[Source information Boundary: Start]

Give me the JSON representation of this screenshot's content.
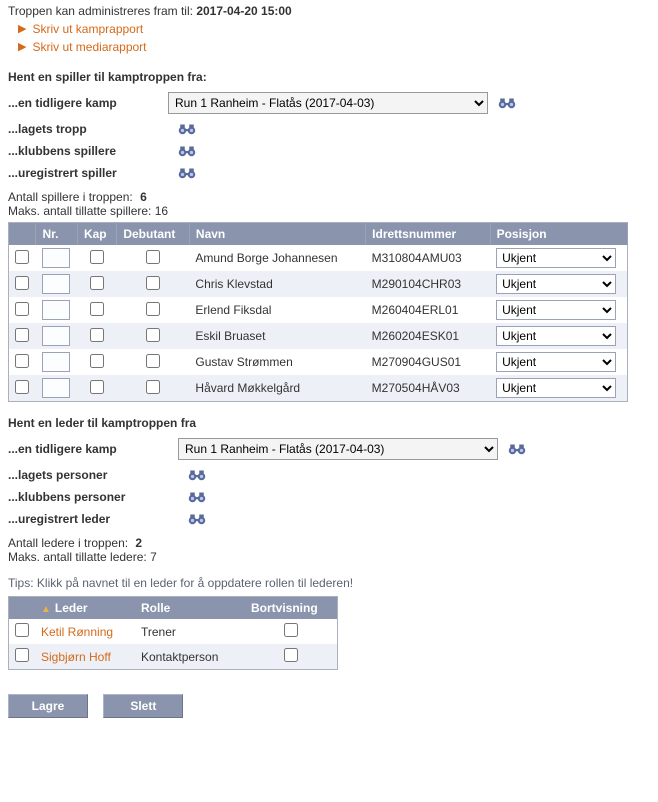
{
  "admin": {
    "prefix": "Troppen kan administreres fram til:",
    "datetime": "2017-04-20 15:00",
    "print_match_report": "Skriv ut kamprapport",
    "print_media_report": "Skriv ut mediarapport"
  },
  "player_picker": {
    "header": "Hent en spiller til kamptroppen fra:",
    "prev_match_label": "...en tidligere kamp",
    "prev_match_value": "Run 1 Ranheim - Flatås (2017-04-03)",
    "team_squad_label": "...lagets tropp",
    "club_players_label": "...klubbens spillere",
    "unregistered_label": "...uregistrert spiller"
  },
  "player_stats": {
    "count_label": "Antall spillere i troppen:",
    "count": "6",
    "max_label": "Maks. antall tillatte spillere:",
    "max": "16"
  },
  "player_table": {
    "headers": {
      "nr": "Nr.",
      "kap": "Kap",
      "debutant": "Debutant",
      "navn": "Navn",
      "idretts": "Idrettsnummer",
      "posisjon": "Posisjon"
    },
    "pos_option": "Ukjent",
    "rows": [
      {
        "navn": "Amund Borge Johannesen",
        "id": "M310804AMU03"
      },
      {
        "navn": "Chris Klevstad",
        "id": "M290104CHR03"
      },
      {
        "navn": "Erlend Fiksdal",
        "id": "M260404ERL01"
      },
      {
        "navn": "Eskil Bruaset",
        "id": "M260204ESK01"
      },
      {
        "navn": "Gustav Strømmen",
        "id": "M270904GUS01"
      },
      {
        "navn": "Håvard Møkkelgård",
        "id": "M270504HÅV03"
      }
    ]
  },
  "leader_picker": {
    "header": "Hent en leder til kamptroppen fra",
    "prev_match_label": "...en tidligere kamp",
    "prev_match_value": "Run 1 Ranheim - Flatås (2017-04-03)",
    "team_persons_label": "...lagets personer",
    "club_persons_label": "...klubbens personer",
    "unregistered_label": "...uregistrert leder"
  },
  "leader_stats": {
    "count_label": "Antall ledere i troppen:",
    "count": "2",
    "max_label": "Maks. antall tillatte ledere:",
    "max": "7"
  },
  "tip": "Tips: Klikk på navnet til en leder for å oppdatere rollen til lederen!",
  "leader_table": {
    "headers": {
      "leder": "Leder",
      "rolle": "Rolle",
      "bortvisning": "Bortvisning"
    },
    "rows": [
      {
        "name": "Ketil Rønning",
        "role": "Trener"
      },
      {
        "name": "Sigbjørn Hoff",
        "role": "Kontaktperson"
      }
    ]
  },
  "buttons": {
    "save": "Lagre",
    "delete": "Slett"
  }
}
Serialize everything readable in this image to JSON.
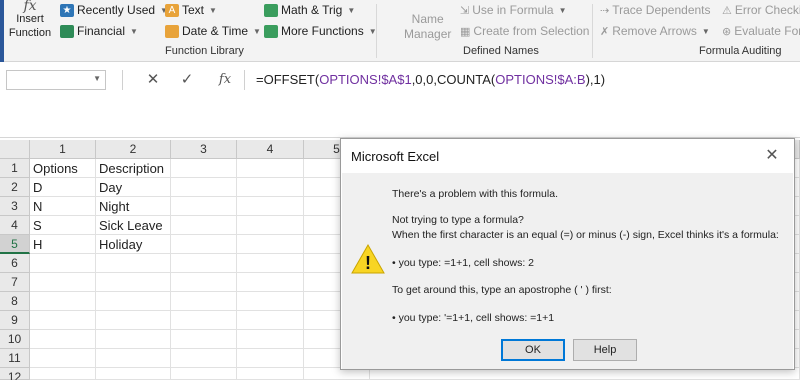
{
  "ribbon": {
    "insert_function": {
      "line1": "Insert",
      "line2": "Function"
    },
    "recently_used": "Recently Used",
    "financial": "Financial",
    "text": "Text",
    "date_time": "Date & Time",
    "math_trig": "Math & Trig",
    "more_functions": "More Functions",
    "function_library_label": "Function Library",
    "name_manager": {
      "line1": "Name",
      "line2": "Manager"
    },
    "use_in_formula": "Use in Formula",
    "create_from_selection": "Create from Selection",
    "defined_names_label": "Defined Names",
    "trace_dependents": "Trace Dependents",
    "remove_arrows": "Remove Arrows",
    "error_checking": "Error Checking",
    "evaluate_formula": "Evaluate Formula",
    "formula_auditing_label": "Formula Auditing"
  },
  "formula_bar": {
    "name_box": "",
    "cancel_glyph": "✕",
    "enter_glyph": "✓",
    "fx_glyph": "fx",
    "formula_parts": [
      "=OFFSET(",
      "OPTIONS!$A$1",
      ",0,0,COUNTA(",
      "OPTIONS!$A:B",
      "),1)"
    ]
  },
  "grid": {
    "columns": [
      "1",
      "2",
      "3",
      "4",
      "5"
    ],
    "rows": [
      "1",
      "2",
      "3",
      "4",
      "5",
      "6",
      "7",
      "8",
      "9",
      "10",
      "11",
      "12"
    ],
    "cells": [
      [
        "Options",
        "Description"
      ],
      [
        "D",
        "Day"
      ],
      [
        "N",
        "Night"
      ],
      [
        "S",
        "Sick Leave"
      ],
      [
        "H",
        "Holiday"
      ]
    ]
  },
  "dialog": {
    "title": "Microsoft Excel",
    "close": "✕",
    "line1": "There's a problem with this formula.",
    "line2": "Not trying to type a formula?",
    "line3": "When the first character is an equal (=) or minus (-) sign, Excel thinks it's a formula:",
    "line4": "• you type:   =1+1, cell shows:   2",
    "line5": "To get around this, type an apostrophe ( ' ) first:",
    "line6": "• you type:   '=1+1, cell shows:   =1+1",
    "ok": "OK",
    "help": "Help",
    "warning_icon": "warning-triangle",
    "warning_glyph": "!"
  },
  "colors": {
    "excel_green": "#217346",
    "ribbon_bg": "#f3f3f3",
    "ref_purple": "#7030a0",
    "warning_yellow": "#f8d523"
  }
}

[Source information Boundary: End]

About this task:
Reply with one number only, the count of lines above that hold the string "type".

Exercise result:
4